▸ **EXERCISE BRIEF**: Using the listing below, select the lines with the word "time" and copy them.

▸ **LISTED ENTRIES**:

<<<<

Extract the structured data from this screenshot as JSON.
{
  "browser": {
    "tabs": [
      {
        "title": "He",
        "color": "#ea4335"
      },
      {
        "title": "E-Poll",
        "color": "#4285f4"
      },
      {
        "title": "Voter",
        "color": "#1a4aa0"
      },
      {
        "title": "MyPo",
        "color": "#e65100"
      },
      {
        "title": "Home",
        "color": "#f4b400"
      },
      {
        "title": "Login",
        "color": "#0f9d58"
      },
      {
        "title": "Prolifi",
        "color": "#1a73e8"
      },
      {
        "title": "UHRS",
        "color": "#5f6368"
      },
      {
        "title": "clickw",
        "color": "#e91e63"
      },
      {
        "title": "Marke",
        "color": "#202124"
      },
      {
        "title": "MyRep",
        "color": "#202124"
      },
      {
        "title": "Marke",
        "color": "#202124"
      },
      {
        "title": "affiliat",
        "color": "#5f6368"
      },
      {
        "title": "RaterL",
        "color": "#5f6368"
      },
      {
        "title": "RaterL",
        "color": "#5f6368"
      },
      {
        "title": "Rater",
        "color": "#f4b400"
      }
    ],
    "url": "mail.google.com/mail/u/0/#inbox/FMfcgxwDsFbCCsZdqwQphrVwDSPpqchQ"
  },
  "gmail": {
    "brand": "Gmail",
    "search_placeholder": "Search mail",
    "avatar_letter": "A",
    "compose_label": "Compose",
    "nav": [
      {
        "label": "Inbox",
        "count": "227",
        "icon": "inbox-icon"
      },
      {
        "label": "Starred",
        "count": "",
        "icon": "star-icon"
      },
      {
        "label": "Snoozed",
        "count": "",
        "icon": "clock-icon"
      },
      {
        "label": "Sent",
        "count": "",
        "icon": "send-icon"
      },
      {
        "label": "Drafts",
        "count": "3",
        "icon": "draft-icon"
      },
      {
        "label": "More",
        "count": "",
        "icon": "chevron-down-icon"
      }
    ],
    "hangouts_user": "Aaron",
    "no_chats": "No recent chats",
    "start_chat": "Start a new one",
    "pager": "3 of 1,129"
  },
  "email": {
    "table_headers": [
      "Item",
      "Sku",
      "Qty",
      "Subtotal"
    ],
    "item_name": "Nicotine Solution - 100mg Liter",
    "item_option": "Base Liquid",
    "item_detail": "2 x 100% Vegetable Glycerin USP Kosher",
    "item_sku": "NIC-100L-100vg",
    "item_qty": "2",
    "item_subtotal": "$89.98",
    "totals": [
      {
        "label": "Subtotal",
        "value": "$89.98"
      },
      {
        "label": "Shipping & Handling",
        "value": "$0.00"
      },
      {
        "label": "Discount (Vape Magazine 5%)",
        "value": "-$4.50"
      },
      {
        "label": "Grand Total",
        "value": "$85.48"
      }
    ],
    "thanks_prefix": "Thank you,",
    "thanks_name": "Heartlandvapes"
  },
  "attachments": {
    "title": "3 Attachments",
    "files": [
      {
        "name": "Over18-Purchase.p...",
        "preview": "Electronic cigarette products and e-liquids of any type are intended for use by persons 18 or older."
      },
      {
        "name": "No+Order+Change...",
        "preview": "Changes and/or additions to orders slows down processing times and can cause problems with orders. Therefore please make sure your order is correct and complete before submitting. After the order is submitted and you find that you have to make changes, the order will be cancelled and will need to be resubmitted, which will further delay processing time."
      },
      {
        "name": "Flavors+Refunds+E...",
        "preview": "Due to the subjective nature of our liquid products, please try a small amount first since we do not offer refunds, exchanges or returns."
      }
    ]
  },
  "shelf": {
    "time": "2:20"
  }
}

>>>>

▸ **RESULT FOR THIS TASK**:
        "preview": "Changes and/or additions to orders slows down processing times and can cause problems with orders. Therefore please make sure your order is correct and complete before submitting. After the order is submitted and you find that you have to make changes, the order will be cancelled and will need to be resubmitted, which will further delay processing time."
    "time": "2:20"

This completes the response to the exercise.